Money Laundering and Financial Crimes



Cuba is not a regional financial center. Cuban financial practices and U.S. sanctions continue to prevent Cuba’s banking system from fully integrating into the international financial system.

The government-controlled banking sector, low internet and cell phone usage rates, and lack of government and legal transparency render Cuba an unattractive location for money laundering through financial institutions. The centrally-planned economy allows for little, and extremely regulated, private activity. A significant black market operates parallel to the heavily subsidized and rationed formal market dominated by the state.

The Government of Cuba does not identify money laundering as a major problem. Cuba should increase the transparency of its financial sector and continue to increase its engagement with the regional and international AML/CFT communities to expand its capacity to fight illegal activities. Cuba should increase the transparency of criminal investigations and prosecutions.


Cuba’s geographic location puts it between drug-supplying and drug-consuming countries. Cuba has little foreign investment, a small international business presence, and no offshore casinos or internet gaming sites. Cuba’s first special economic development zone at the port of Mariel in northwestern Cuba was established in November 2013 and is still under development. Brazilian construction giant Odebrecht has investments in Cuba, specifically at the Mariel Special Economic Development Zone. While the Cuban government’s direct participation in Odebrecht’s money laundering operation is not evident, the Cuban government’s economic practices are opaque and difficult to account for. Additionally, a high-level Brazilian official recently expressed concern the Cuban government laundered money through Odebrecht and stated his government’s intention to investigate possible wrongdoing. There are no known issues with or abuse of NPOs, ARS, offshore sectors, FTZs, bearer shares, or other specific sectors or situations.


Cuba claims to take into account international AML/CFT standards. Legislation released in 2013 outlines regulations regarding enhanced CDD for foreign PEPs, although it continues to exempt domestic PEPs from the reach of the legislation.

The United States and Cuba have developed a mutual legal assistance relationship through the legal cooperation technical working group established by the Law Enforcement Dialogue. The DEA established direct communication with its Cuban counterpart to focus on counternarcotics cooperation. Cuba has bilateral agreements with a number of countries related to combating drug trafficking.

Cuba is a member of the GAFILAT, a FATF-style regional body. Its most recent MER is available at:


Although the risk of money laundering is low, Cuba has a number of strategic deficiencies in its AML regime. These include a lack of SAR reporting to its FIU by financial institutions and DNFBPs, and weak supervision and enforcement of its DNFBP and NPO sectors.

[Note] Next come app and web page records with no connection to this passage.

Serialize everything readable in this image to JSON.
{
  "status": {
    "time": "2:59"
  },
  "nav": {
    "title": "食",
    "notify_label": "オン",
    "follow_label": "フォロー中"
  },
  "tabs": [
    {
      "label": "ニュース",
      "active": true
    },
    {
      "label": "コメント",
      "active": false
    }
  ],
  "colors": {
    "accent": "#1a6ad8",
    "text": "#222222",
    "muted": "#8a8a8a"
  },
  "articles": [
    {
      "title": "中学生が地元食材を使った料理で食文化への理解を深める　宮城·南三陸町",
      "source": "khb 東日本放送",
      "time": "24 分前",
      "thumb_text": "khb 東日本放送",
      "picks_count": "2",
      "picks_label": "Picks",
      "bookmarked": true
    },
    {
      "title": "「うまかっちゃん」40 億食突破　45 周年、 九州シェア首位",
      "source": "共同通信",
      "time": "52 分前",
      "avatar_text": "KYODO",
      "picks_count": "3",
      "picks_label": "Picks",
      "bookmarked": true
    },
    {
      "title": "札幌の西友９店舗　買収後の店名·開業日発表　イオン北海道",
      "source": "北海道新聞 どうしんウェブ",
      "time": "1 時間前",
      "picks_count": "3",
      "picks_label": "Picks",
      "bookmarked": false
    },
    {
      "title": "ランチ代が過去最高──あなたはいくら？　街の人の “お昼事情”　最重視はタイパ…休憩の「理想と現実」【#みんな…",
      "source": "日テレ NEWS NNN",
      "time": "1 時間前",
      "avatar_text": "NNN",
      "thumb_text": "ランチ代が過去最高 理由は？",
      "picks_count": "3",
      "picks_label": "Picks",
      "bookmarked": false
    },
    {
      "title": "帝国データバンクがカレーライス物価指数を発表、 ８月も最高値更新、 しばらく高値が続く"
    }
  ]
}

These deficiencies stem from Cuba’s opaque national banking system, which hampers efforts to monitor the effectiveness and progress of Cuba’s AML efforts. Cuba should increase the transparency of its financial sector and increase its engagement with the regional and international AML communities. Cuba should ensure its CDD measures and STR requirements include domestic PEPs, all DNFBPs, and the NPO sector, and create appropriate laws and procedures to enhance international cooperation and mutual legal assistance. Cuba should increase the transparency of criminal investigations and prosecutions.

The U.S. government issued the Cuban Assets Control Regulations in 1963, under the Trading with the Enemy Act. The embargo remains in place and restricts tourist travel and most investment and prohibits the import of most products of Cuban origin. With some notable exceptions, including agricultural products, medicines and medical devices, telecommunications equipment, and consumer communications devices, most exports from the United States to Cuba require a license. Additionally, a number of U.S.-based assets of the Cuban government or Cuban nationals are frozen.


Several years ago the government ran high-profile campaigns against corruption and investigated and prosecuted Cuban officials and foreign business people. Cuba released no reports of prosecutions or convictions for money laundering in 2018; the last reported case occurred in August 2011.

Cuba agreed to discuss with the United States the establishment of mechanisms to combat terrorism, drug-trafficking, trafficking in persons, money laundering, smuggling, cybercrime, and other transnational crimes. The United States and Cuba established the Law Enforcement Dialogue, with working groups on counternarcotics, money laundering, counterterrorism, human smuggling, trafficking in persons, trade security, and legal cooperation.